It's not just the heat that could potentially make your time spent indoors miserable. Humidity also plays a role in how hot your home feels to you. Excess humidity can easily leave indoor spaces feeling stuffy and suffocating. Fortunately, you can tackle the problem of excess humidity with the help of your air conditioner.
How Excess Moisture Affects Your Home
As temperatures increase, so does the air's ability to retain moisture in water vapor form. This explains why winter air is often dry and why some summer nights seem so muggy. Everyday activities like cooking, bathing and washing dishes can add additional moisture to air that may already be saturated, resulting in a home that feels hot and stuffy.
It's not just your personal comfort that can be affected by excess moisture. A high-humidity environment is also one where mold and mildew is free to flourish. Places where warm, humid air collides with cooler structures like walls and windows can produce excess condensation, setting the stage for the appearance of brown or black mold and mildew.
In order to achieve maximum comfort in your home throughout the summer, experts recommend keeping its relative humidity level at around 45 to 55 percent.
How Your Air Conditioner Deals with Humidity
The simple act of using your air conditioner can do wonders to relieve your home of excess humidity. Not only does your air conditioner work by pulling the heat out of the surrounding indoor air and circulating that now-cool air back into your indoor spaces, but it also draws excess moisture out of the air.

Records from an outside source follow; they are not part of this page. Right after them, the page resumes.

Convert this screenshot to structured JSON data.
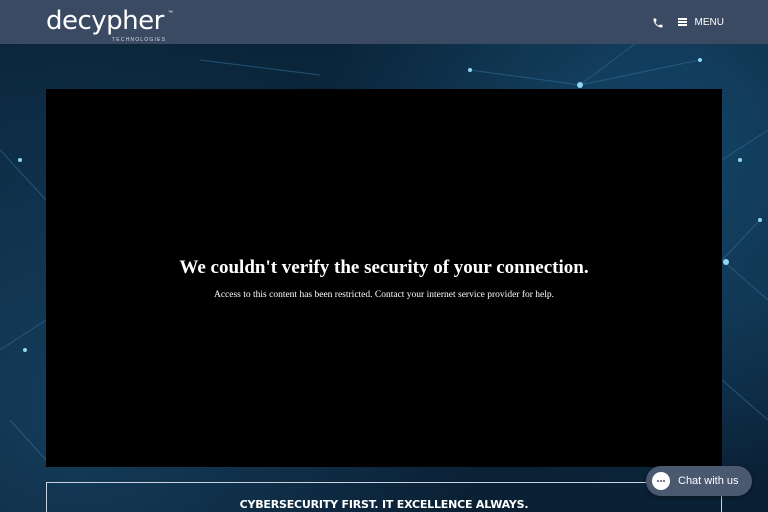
{
  "header": {
    "logo_text": "decypher",
    "logo_tm": "™",
    "logo_subtext": "TECHNOLOGIES",
    "phone_icon": "phone-icon",
    "menu_icon": "hamburger-menu-icon",
    "menu_label": "MENU"
  },
  "error_panel": {
    "title": "We couldn't verify the security of your connection.",
    "message": "Access to this content has been restricted. Contact your internet service provider for help."
  },
  "banner": {
    "text": "CYBERSECURITY FIRST. IT EXCELLENCE ALWAYS."
  },
  "chat": {
    "icon": "chat-bubble-icon",
    "label": "Chat with us"
  },
  "colors": {
    "header_bg": "#3a4a63",
    "page_bg": "#0b2236",
    "panel_bg": "#000000",
    "chat_bg": "#4a5870"
  }
}
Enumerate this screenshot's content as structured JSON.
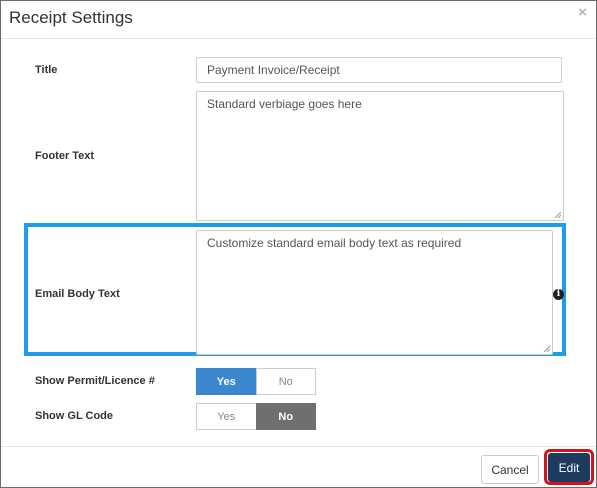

As the air decreases in temperature, so does its ability to hold large amounts of water vapor. The water vapor eventually transforms into condensate, which is then collected in a nearby drain pan and eventually funneled out of the air conditioner through a nearby drain.
Other Things You Can Do to Combat Excess Humidity
Using your air conditioner is a quick and effective way of removing excess humidity from indoor spaces. However, there are other things you can do to reduce the humidity your home naturally produces:
- Use ventilation to remove humid air. Good ventilation will keep humid air from lingering in your home, thereby preventing mold and mildew from potentially taking hold. In many cases, all it takes is a few open windows and a stiff summer breeze to remove moisture-laden air.
- Curb household activities that generate excess moisture, including bathing and cooking.
- Use a dedicated dehumidifier when dealing with extreme humidity. A standalone dehumidifier works almost the same way as a typical air conditioner, except that the dehumidifier's job is to remove moisture, not heat. Using one of these devices in conjunction with your current A/C system can help lower humidity levels in a relatively short amount of time.
These tips can help you put an end to any excess moisture issues your home might have. For more information, contact companies like Allied Mechanical & Electrical, Inc.Share